Alice begs to be let through the door. The Doorknob then tells her she is having a dream, forcing Alice to wake herself up just in time. Now realizing that logic and reason exist for a purpose, Alice walks home with her sister and Dinah for tea.
Very enjoyable movie, remastered to give it a much crisper image. Great for any age, a much higher quality version of the original movie.

REVIEW: ALICE IN WONDERLAND (1933)

CAST

Charlotte Henry (Harmony at Home)
Richard Arlen (Tropic Fury)
Roscoe Ates (Three Texas Steers)
William Austin (Batman 1943)
Gary Cooper (The First Kiss)
Cary Grant (She Done Him Wrong)
Sterling Holloway (the Adventures of Superman)

Left alone with a governess one snowy afternoon (Alice’s sister does not appear in this version), Alice is supremely bored. She idly starts to wonder what life is like on the other side of the drawing room mirror, when she suddenly feels a surge of confidence and climbs upon the mantelpiece to look. She discovers that she can pass through the looking glass and finds herself in a strange room where many things seem to be the exact reverse of what is in the drawing room. Strangely, through all of this, the governess does not seem to notice what has happened.


Alice looks out the window and suddenly sees a White Rabbit. She follows it to a rabbit hole and falls in. Seeing nobody else there, she comes upon a table with a key to a locked door, and a bottle that bears the sign “Drink Me”. In a situation exactly reversed from the book, she grows to enormous size after drinking the bottle’s contents. Unable to pass into the room beyond the locked door, she begins to cry. A cake with a sign saying “Eat Me” appears. She eats the cake, shrinks to a tiny size, and is immediately swept along into a flood caused by her own tears. Many more of her adventures follow, combining sections of Through the Looking Glass with the original Alice. At the end, Alice is awakened from her dream, not by the “pack of playing cards”, but by a riotous celebration that goes completely haywire after she is crowned Queen.Image result for ALICE IN WONDERLAND 1933 Brilliantly directed by Norman Mc Cleod, shot in monochrome, and released in 1933, Charlotte Henry beautifully portrays Alice’s innocence and wonderment as she learns each life’s lesson and gains confidence in herself, facing and conquering her inner fears on her journey of abandonment through the surreal Radula space that is Wonderland.

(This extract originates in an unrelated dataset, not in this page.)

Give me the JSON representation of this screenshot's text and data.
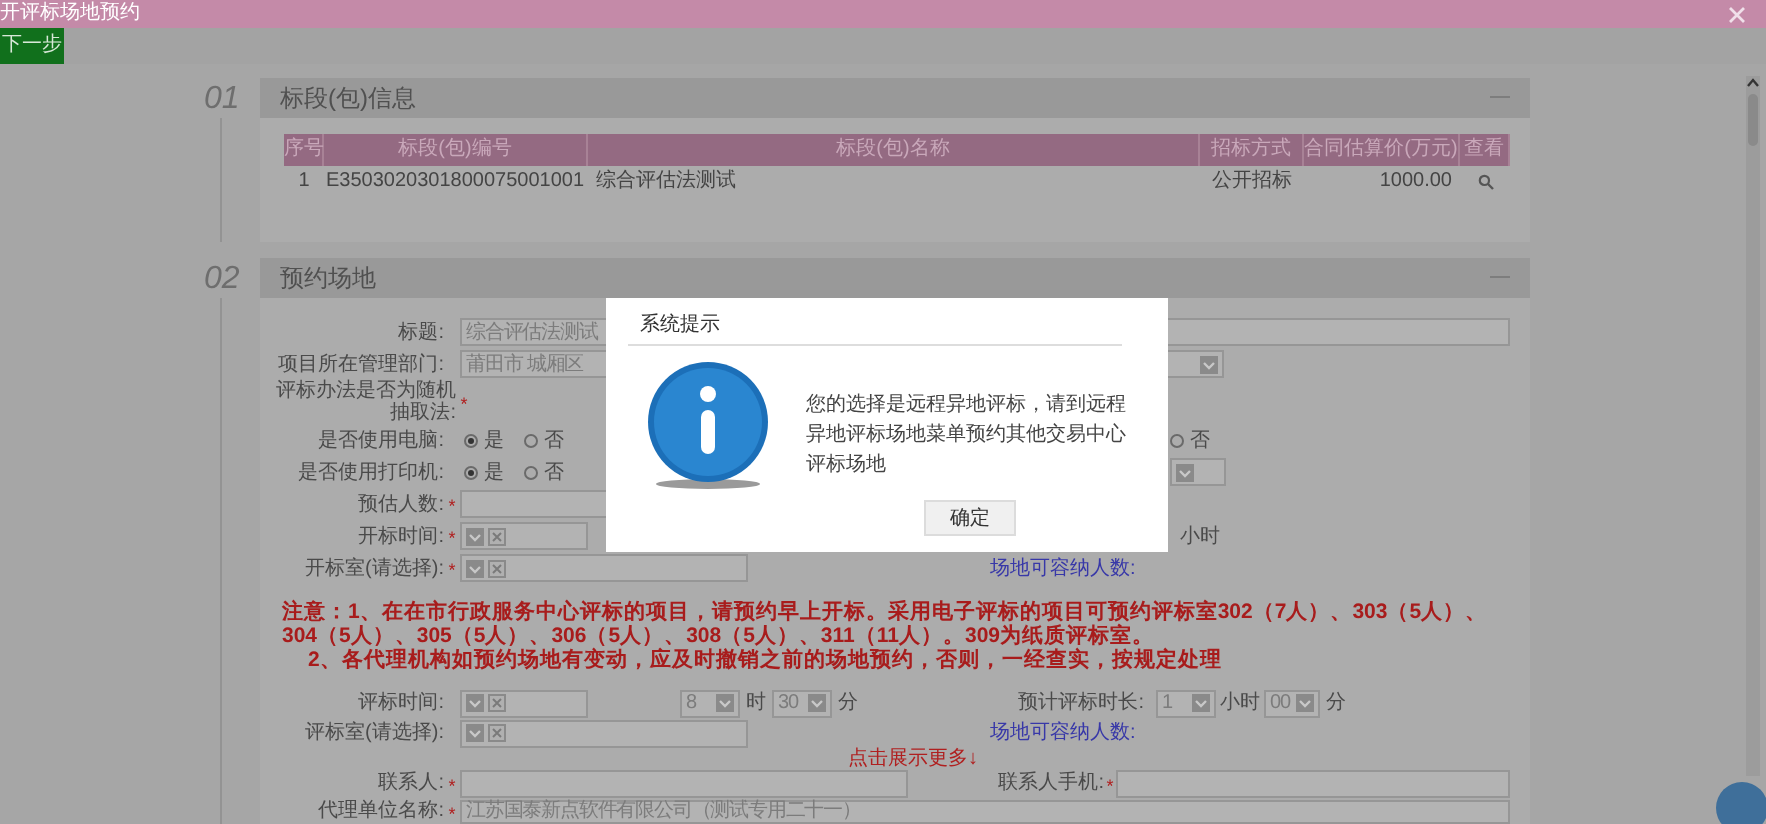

The direction is witty and fast-paced and Norman Mc Cleod’s direction creates many interesting juxtapositions on the story – beginning with the opening winter scene from ‘Through the looking glass’ and not the May boat ride and picnic one normally anticipates.

On the journey there are some fabulous cameo performances from such notables as Gary Cooper, WC Fields, and Ford Sterling; and Edna May Oliver as The Red Queen is just the best; but the cameo that shines out for my family was the wonderful pathos infused by Cary Grant as The Mock Turtle.Another very clever aspect is that the sets and the actions and motions of the characters accurately represent Tenniel’s immortal illustrations. The acting is impeccable.

Once you watch it you will be hooked.